In the News/Media

  • Article in the Spring 2012 In-Depth Newsletter of the Equity Center.
  • Two news stories by Wendy Gragg in the Waco Tribune-Herald—one about our initial training session and one about our October forums in Waco.
  • Three great editorials by Bill Whitaker in the Waco Tribune-Herald that endorse our work.
  • A video interview conducted by Dale Caffey of Waco ISD for the Waco ISD television station and posted as well on the home page of their website.  Go to http://www.wacoisd.org to read the story and view the video.
  • Participation in the September conference of TASA/TASB, where we made lots of good contacts.
  • Three mentions in “Joe’s Commentaries” on www.texasisd.com about the work we are doing, thanks to Dr. Joe Smith.

Politics

  • Face-to-face meetings with Rep. Charles “Doc” Anderson and Sen. Brian Birdwell, McLennan County’s representatives in the legislature.  Too, one of Rep. Anderson’s staff attended our initial training session, and one of Sen. Birdwell’s staff attended our first public forum in Waco.
  • Face-to-face meeting with the Waco mayor, Mr. Malcolm Duncan.
  • Invited to participate in the October meeting of the Intergovernmental Committee of the Waco Mayor and City Council members and the Waco ISD superintendent and school board members.  Mayor Duncan offered to set up a meeting of other mayors of cities in Texas Senate District 22 to discuss strategy for communicating with legislators in support of adequate/equitable funding.  We provided graphs on each of the districts with comparative data on poverty and revenue per WADA, as well as a hypothetical graph on the amount of money each district would receive if funded at the average of their county, of the districts in the senatorial district, of Texas districts, and of wealthier school districts nearby.

Communication

  • Established a Twitter account and made conscious effort to “follow” as many Texans and Texas organizations as possible, as well as leaders in education across the country.  Follow us @txkidscantwait.
  • Set up our own email account:  texaskidscantwait@gmail.com.
  • Established our own webpage, which we pledge to update frequently:  http://www.texaskidscantwait.org .  You will find in our web pages lots of information about our organization, a way to join us, links to like-minded organizations’ webpages, postings of relevant news articles, an event calendar, and, of course, a blog.  Recent tweets are linked to the webpage.

Organization

  • Identified a marketing specialist who provides us with some pro bono services (i.e., the design of our logo, purchasing of buttons to wear at gatherings, advising us on messaging, etc.).
  • Identified some lawyers who are, pro bono, helping us with our applications for 501(c)3 status so that we can receive donations for our community education activities and a 501(c)4 organization for lobbying.
  • Currently working on a plan to fund our activities over time.

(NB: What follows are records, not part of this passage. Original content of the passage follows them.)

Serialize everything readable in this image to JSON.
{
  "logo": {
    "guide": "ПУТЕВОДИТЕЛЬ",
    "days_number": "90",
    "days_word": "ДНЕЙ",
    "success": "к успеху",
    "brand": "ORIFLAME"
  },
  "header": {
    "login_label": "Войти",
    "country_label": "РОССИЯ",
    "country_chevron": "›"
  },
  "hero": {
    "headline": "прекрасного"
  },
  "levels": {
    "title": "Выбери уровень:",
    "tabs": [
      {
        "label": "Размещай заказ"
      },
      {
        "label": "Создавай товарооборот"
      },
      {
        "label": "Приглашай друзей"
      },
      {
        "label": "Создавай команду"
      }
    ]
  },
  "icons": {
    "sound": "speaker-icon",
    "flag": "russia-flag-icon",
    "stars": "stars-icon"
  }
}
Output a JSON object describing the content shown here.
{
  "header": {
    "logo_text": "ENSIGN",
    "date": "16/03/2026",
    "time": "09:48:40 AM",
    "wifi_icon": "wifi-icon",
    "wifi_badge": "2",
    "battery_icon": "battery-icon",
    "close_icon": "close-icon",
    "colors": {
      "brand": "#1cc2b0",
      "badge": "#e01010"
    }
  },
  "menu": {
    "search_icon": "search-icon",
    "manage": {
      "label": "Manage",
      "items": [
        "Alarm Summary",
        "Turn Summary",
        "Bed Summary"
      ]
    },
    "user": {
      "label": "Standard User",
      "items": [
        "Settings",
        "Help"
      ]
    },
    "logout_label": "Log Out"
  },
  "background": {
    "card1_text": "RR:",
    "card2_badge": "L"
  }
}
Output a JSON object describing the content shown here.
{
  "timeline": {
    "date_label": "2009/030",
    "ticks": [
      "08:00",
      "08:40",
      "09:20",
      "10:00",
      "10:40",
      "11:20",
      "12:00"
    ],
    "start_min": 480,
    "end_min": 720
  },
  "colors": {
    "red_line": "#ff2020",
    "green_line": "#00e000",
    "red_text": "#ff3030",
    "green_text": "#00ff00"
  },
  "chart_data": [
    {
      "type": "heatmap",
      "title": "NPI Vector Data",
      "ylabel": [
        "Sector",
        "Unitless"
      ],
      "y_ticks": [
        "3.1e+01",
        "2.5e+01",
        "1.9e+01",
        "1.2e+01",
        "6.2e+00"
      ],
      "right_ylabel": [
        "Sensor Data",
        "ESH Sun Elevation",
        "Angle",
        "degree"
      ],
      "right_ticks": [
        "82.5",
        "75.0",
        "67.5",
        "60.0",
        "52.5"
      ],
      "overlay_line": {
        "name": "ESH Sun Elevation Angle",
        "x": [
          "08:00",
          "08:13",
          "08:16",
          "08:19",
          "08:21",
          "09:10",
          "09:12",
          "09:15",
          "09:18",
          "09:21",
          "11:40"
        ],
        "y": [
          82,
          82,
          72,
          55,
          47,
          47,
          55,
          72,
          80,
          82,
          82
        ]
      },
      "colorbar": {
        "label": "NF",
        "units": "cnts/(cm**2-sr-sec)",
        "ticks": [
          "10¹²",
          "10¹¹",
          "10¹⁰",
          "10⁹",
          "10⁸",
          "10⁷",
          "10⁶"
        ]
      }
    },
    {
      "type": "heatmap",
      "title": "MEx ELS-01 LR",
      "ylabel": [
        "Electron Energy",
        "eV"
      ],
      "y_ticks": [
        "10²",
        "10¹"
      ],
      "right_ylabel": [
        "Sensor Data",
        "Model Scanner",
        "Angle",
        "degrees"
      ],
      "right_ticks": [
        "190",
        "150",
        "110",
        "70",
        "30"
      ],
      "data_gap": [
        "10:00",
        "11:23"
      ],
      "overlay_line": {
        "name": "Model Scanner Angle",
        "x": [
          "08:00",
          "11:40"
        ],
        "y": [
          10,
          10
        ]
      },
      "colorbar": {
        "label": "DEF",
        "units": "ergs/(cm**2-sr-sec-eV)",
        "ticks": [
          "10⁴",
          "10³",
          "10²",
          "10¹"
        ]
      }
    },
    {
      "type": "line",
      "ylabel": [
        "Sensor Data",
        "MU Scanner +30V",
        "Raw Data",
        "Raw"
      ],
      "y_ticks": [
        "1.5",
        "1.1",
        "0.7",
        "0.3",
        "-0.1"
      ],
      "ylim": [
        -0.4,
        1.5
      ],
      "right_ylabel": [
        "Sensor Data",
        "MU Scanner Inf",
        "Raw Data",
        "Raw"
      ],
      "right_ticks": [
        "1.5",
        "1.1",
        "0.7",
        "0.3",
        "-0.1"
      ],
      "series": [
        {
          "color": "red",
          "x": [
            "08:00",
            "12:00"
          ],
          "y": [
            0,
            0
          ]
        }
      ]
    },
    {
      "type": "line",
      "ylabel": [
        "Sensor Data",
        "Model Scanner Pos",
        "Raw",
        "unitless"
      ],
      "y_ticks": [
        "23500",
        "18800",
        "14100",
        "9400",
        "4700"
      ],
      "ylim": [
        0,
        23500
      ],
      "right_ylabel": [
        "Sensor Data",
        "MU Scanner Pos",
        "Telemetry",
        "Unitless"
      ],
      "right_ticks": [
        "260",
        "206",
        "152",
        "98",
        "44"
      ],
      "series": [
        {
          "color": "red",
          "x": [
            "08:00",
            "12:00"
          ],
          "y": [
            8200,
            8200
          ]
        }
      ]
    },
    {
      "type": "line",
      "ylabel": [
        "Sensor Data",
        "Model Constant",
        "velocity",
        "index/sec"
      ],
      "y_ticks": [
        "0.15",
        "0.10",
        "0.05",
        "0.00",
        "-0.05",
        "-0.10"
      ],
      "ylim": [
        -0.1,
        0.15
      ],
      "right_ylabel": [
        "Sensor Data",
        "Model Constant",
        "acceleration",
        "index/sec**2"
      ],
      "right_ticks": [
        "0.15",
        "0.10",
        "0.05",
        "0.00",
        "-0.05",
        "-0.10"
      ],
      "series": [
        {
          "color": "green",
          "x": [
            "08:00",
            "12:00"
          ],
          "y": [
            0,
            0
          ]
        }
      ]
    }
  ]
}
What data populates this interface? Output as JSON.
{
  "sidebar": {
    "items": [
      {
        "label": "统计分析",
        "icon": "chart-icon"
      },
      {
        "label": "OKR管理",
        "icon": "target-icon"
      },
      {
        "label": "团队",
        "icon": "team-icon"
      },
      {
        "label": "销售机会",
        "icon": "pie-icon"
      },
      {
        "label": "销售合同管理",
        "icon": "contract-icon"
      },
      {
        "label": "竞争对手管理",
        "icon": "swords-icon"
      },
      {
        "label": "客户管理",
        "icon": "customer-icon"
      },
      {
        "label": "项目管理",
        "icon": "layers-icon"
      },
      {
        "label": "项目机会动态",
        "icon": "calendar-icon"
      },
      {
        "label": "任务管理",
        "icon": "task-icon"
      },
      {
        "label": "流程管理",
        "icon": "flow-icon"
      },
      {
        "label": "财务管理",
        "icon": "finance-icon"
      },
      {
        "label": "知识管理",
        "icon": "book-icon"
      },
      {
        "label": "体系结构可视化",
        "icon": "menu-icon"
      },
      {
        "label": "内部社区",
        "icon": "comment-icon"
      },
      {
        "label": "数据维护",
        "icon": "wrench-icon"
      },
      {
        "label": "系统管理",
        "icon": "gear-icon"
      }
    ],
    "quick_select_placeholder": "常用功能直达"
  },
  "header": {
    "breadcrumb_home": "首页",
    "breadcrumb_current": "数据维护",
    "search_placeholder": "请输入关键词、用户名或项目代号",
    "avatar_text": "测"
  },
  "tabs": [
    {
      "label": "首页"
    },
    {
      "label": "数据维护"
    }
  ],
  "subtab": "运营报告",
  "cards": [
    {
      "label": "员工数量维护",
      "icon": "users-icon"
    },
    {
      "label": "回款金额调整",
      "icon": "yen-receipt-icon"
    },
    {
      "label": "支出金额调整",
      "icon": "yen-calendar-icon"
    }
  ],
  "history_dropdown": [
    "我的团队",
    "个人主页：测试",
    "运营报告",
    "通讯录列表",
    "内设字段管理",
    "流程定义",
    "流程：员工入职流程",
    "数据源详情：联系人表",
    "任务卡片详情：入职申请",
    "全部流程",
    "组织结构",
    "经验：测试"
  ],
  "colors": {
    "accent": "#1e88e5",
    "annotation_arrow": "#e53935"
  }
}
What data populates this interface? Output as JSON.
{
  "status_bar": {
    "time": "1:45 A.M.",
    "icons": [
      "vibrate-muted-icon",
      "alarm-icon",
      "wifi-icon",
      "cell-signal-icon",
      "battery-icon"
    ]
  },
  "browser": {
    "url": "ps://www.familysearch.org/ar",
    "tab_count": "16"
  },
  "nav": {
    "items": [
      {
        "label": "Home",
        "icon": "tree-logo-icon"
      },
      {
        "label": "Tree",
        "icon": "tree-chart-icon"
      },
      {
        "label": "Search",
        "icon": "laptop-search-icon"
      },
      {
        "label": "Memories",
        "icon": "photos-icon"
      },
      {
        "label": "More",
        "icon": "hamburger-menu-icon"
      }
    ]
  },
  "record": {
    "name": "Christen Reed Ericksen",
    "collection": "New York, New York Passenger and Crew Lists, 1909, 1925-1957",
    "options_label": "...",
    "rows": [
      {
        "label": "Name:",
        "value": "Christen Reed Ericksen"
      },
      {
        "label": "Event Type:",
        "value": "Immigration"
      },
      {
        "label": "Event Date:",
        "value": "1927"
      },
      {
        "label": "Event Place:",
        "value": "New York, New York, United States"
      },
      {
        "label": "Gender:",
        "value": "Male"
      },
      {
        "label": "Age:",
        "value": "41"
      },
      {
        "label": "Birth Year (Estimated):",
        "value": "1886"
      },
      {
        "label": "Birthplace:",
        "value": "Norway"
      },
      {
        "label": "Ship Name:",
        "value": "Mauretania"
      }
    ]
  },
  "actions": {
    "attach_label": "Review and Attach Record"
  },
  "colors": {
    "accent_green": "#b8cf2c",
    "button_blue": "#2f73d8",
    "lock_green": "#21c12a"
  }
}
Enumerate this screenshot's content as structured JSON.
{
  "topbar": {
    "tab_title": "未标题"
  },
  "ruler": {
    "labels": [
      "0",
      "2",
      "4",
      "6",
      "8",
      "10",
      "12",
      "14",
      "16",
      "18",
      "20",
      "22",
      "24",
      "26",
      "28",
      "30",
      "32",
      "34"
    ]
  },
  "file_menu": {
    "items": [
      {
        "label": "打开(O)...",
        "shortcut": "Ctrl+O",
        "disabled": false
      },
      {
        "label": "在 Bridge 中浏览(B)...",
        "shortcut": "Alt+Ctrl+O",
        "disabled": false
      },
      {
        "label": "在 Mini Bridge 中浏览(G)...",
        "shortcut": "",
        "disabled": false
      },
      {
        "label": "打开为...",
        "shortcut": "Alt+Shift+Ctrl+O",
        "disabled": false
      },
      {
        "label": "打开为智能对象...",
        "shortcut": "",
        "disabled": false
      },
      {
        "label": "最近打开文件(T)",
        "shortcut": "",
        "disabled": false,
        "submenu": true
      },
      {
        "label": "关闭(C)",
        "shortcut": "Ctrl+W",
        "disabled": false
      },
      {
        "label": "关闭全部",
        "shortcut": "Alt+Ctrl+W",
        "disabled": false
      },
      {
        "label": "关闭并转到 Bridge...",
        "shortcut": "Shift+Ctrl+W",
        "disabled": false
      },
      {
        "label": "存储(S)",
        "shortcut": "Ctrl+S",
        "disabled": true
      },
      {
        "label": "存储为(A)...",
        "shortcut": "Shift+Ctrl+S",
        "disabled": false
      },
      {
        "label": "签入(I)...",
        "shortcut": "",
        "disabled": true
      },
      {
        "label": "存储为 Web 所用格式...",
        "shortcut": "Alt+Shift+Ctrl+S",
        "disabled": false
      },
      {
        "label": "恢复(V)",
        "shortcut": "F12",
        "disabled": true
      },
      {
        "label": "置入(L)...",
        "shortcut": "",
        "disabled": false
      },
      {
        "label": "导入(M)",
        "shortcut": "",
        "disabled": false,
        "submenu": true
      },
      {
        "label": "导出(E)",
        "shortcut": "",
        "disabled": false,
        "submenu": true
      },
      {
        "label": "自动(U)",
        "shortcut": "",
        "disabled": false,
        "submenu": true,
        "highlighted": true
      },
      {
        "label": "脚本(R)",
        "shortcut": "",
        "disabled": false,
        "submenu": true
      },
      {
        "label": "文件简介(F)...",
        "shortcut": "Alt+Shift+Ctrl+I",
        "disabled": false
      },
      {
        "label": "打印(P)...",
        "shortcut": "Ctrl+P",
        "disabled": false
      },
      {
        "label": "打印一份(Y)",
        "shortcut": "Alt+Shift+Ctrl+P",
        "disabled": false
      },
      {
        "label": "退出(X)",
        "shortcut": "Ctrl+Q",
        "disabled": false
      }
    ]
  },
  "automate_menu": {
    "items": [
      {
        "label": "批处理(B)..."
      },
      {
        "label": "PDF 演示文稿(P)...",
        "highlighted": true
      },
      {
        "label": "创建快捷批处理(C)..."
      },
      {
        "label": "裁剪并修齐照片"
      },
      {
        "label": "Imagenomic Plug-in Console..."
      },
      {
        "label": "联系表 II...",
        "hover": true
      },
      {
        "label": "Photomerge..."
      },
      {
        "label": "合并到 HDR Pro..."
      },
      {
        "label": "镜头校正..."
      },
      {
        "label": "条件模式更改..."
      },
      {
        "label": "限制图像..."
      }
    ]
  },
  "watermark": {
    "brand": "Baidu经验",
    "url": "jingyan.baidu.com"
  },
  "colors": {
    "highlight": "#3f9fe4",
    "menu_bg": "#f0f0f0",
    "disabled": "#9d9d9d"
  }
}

From the beginning we knew that organizing only in Waco could never sufficiently impact the votes in the legislature.  We knew that we needed to be a statewide organization—or we needed to develop a network/collaboration among like-minded organizations that are springing up across the state.  We are seeking to identify all those groups, especially those with grassroots, so that we can build some collaborative strategies before the 2013 legislative session.

Our invitation to all Equity Center school districts:

  • If you would like a presentation in your community about the work of Texas Kids Can’t Wait and how to start a local group, please just let us know at texaskidscantwait@gmail.com.   Or give this article to some community members and ask them to contact us.
  • If you would like copies of our slide presentation so that you can use the slides to organize people in your area, let us know.
  • If you know of like-minded organizations in your area or anywhere in the state that are not already listed as links on our webpage, please let us know.
  • Please use our website as a repository of information and research on the issues that concern us all relating to school funding and the threat of privatization.  We also invite your comments on our blogs.